Feds Must Design a Plan to Conquer COVID-19


The coronavirus pandemic has ravaged this country during the past 10 weeks, taking the lives of some 100,000 Americans and jeopardizing the health of millions more. But a deeper dive into those statistics find that people of color – African Americans, Latinos and other minority groups – are suffering the effects of the illness at a significantly higher rate.

As the House Ways & Means Committee delves into this topic at a hearing this afternoon, lawmakers will examine the health and medical reasons why. It is known that those with diabetes and hypertension or who are obese fall prey to COVID-19 at a higher rate than others, and people of color are more likely to have such medical conditions. Those who don’t have health insurance or have poor health insurance are also more at risk, and again, minorities find themselves on the short end of the stick there as well.

But there is another component – where a person works. And yet again, Blacks and Latinos make up an outsized role as frontline workers in this country. They are more likely to work in jobs that they must continue to report to onsite, and thus are more likely to face exposure.

“Essential workers are disproportionately members of communities of color, putting their lives and those of their loved ones at risk each and every day they go to their jobs, many for low pay,” said Marcus King, Director of the Teamsters’ Human Rights and Diversity Commission. “We must not forget their sacrifices. That’s why it is essential to beef up worksite safety provisions to keep them safe.”

The Teamsters have been leading the fight to bolster protections for workers in the HEROES Act, which has already cleared the House but faces an uncertain future in the Senate. Congress must require the Occupational Safety and Health Administration (OSHA) to issue a temporary emergency standard that covers all workers, including public sector employees in states that have not opted into OSHA coverage, as well as transportation workers not covered by another federal safety agency.

But elected officials also need to stop playing politics with peoples’ lives, especially those who are working hard on the job while others sit at home. That means coming up with a solution that makes the public more secure about the world we work and live in so American society can return to a place that somewhat resembles where it was less than three months ago.

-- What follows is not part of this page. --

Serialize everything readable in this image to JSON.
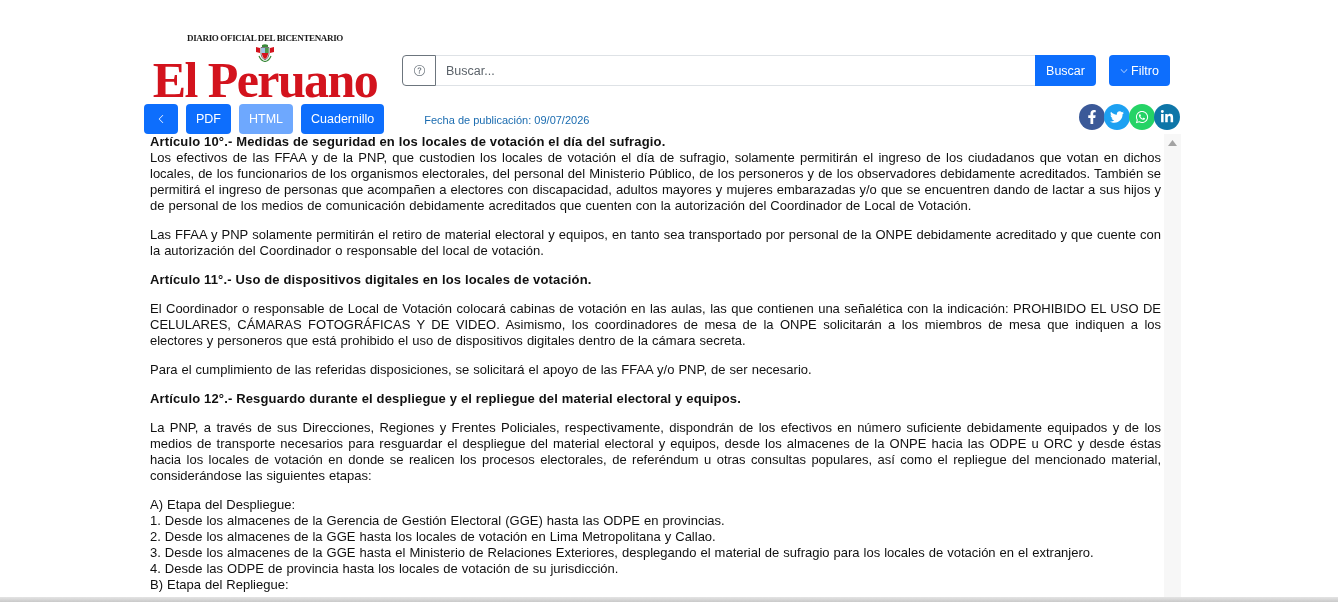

“Unless there is more testing, we may be dealing with this for years to come,” King said. “We need a federal plan that needs to be followed. Just don’t leave it to the individual states.”